3 Crew Cockpit
Capacity ranged from 101 pax (Trident 1/1C) to 108 (1E) then 115 (2E) then 180 in the Trident 3.
Tridents 1-2E were 34.98m long while the Trident 3 was 39.98m long.
The Tridents 1 to 1C had a wingspan of 27.38m while the 1E had a 29m wing and the 2E and 3B had a 30m wing.
All wings were swept back at 35 degrees.
The Tridents 1 to 2E cruised at M0.86 while the more weighty 3B cruised at M0.84.
All planes had a service ceiling of 35000 feet.
All planes had 3 Rolls Royce Spey engines, save for the Trident 3B which had an additional RR RB162 booster engine to get itself off the ground.
BEA or British European Airways issued a requirement for a jet after seeing the success of the Sud Aviation Caravelle, which was matched by Hawker Siddeley and their Trident. As the jet was designed for BEA, the original prototype with Rolls-Royce Medway engines was determined to be too big as BEA wanted a smaller aircraft. This was scrapped and the plane was then shortened to create the Trident 1, with smaller Rolls-Royce Spey engines. This was to come back and bite Hawker Siddeley in the arse later when BEA realised that they indeed needed the larger aircraft as the original design had.
So what did HS do? They stretched the Trident. This was to be the new Trident 1E and 2E, with the 2E having more powerful Speys and a larger wing as well as more range. However, it was still not enough for BEA and definitely not big enough to compete with the other Trijet in the market, the Boeing 727. By the time that HS got around to the Trident 3, which was closest to the original HS 121 specification, the 727 had already taken the market away from HS.
The Trident 3, being a much longer stretch of the original Trident, could not get into the air with the underpowered Speys, even with water injection. Thus, an addditional engine, a RB162 originally designed by RR to power VTOL aircraft was slotted in above the number 2 engine to get the heavy plane off the ground. Due to fuel consumption reasons, it was shut down once the plane had gotten to cruise height. This gave the plane a 15% thrust advantage over older planes with only a 5% weight penalty.
An interesting fact about the Tridents is that the first few rows of Economy would be facing backwards. Why? Some say it is due to the fact that in a plane crash, people sitting backwards are more likely to survive. Go figure…
The Tridents had the landing gear offset to the left of the plane. This was to make way for the equipment bay, which allowed this plane to land in CATIII conditions with a triplex autopilot system which had autoland. This was a lifesaver for BEA as many of their destinations in the 60s and 70s to the mid 80s had bad weather conditions at times, making lesser jets like the 737 without this capability being forced to divert while the Trident could land easily. Later when designing the L-1011, Lockheed hired many of the engineers that designed the Smiths autoland system to do the one on the TriStar, giving it the first CATIIIb/c capability.
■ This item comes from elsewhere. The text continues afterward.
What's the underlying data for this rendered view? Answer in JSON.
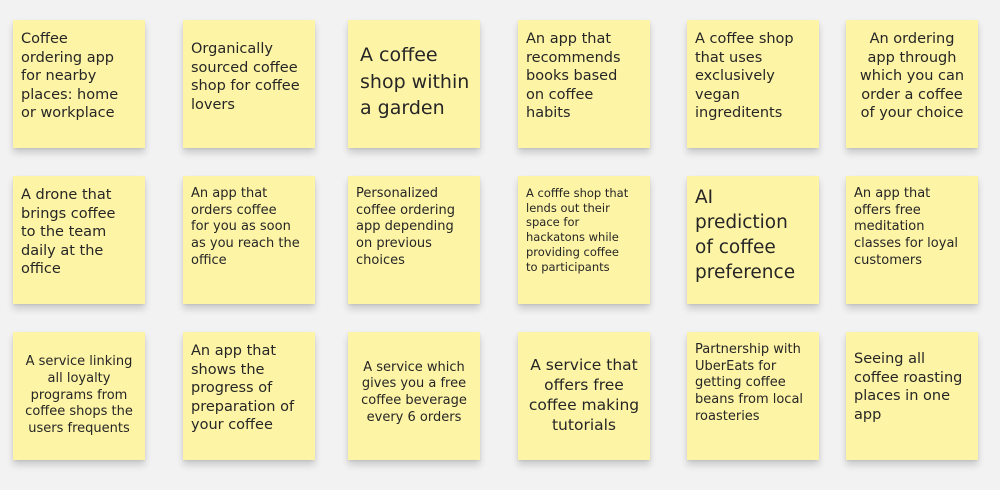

Due to the rear mounted nature of the engines, they were very quiet on the inside but they were extremely loud on the outside.
It was also said that the earlier versions of the Trident were the fastest jets of the time. As said by a passenger, “I remember on one flight that a PIA 707 left FCO twenty minutes before the Trident. There was an assortment of aircraft waiting for their take off runs but our Trident went to the front of the queue and before turning the Speys were accelerated to full power and we did a remarkable take off – long run, great noise – just like a fighter waiting to get airborne. We arrived at LHR 20 minutes ahead of schedule and nearly half an hour before the PIA 707 that left FCO before us.”
However due to the fact that the wing was optimised for high speed cruise, it was described that the plane only got airborne due to the curvature of the earth!
The cockpit of G-AWZJ, a British Airways Trident 3B. Of note is the Doppler moving map system in the centre.
Who operated the aircraft?
The Trident was most known for being operated by BEA and later British Airways but the plane was also operated by the following airlines- CAAC (Civil Aviation Administration of China), Air Ceylon, China United Airlines, Iraqi Airways, Cyprus Airways, Kuwait Airways, Pakistan International Airlines as well as the Air Charter Service of Zaire.
This aircraft may not be the most well known, but it is arguably one of the best to learn from. Ever since then, with maybe the exception of the 747 and Pan Am, no other plane has been produced with such a huge influence from a single airline. It can be argued that if HS had gone ahead with the original HS121 proposal, we would be talking about how Tridents were everywhere instead of the 727. In fact, a team from Boeing was invited over to HS to take a look at the Trident, which later ended up with them building the 727-100. Take this as a warning, all aircraft manufacturers!
I hope you’ve enjoyed reading this PoTP! As usual, constructive criticism is always welcome. Until PoTP 6, ta-ra!